Rheingans didn’t want to repeat the same workplace patterns he saw elsewhere. “We have all experienced that: We sit in the office, out of energy, reading newspapers online or Facebook, just in need of the little pauses to recharge, but you don’t really recharge,” he told WSJ. “My idea is focusing on the first five hours and then just leave, and have a proper break.”

Shorter work days do sometimes have downsides, though. San Diego’s Tower Paddle Boards is a company that has experimented with the five-hour work day and reported mixed results. “Everyone’s outside life got better at the expense of their work,” chief executive Stephan Aarstol told WSJ. But as a sort of compromise, he instituted the five-hour work day during the summer months, so that his employees could surf and enjoy the weather.
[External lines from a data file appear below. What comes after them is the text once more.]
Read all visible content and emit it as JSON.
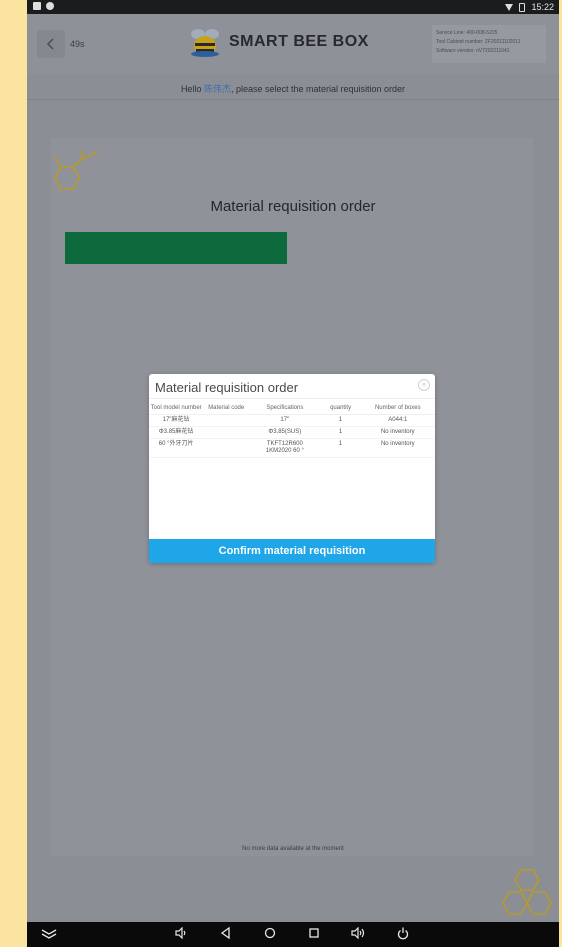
{
  "status_bar": {
    "time": "15:22"
  },
  "header": {
    "countdown": "49s",
    "brand_name": "SMART BEE BOX",
    "info_lines": [
      "Service Line: 400-008-5225",
      "Tool Cabinet number: ZF20211102011",
      "Software version: nV7202211041"
    ]
  },
  "greeting": {
    "prefix": "Hello ",
    "username": "陈伟杰",
    "suffix": ", please select the material requisition order"
  },
  "page": {
    "title": "Material requisition order",
    "empty_text": "No more data available at the moment"
  },
  "dialog": {
    "title": "Material requisition order",
    "columns": [
      "Tool model number",
      "Material code",
      "Specifications",
      "quantity",
      "Number of boxes"
    ],
    "rows": [
      {
        "model": "17\"麻花钻",
        "code": "",
        "spec": "17\"",
        "qty": "1",
        "boxes": "A044:1"
      },
      {
        "model": "Φ3.85麻花钻",
        "code": "",
        "spec": "Φ3.85(SUS)",
        "qty": "1",
        "boxes": "No inventory"
      },
      {
        "model": "60 °外牙刀片",
        "code": "",
        "spec": "TKFT12R600 1KM2020 60 °",
        "qty": "1",
        "boxes": "No inventory"
      }
    ],
    "confirm_label": "Confirm material requisition"
  },
  "colors": {
    "accent": "#1ea6e8",
    "green_bar": "#0e6a3d",
    "hex_logo": "#c9a21a"
  },
  "icons": [
    "back-arrow-icon",
    "bee-logo-icon",
    "close-icon",
    "hexagon-icon",
    "wifi-icon",
    "battery-icon",
    "screenshot-icon",
    "back-icon",
    "home-icon",
    "recents-icon",
    "volume-icon",
    "power-icon",
    "collapse-icon"
  ]
}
At the end of the day — however long it is — productivity just isn’t about the amount of time you spend working, according to Rheingans. “It’s about individual maturity,” he told WSJ. “It’s so silly to think of a 40-hour workweek when work is not a place or time.” The reality is that the work schedules worldwide vary wildly, and many countries have more progressive policies than the US. Let’s hope that American companies start noticing that we all might benefit from some work-life balance.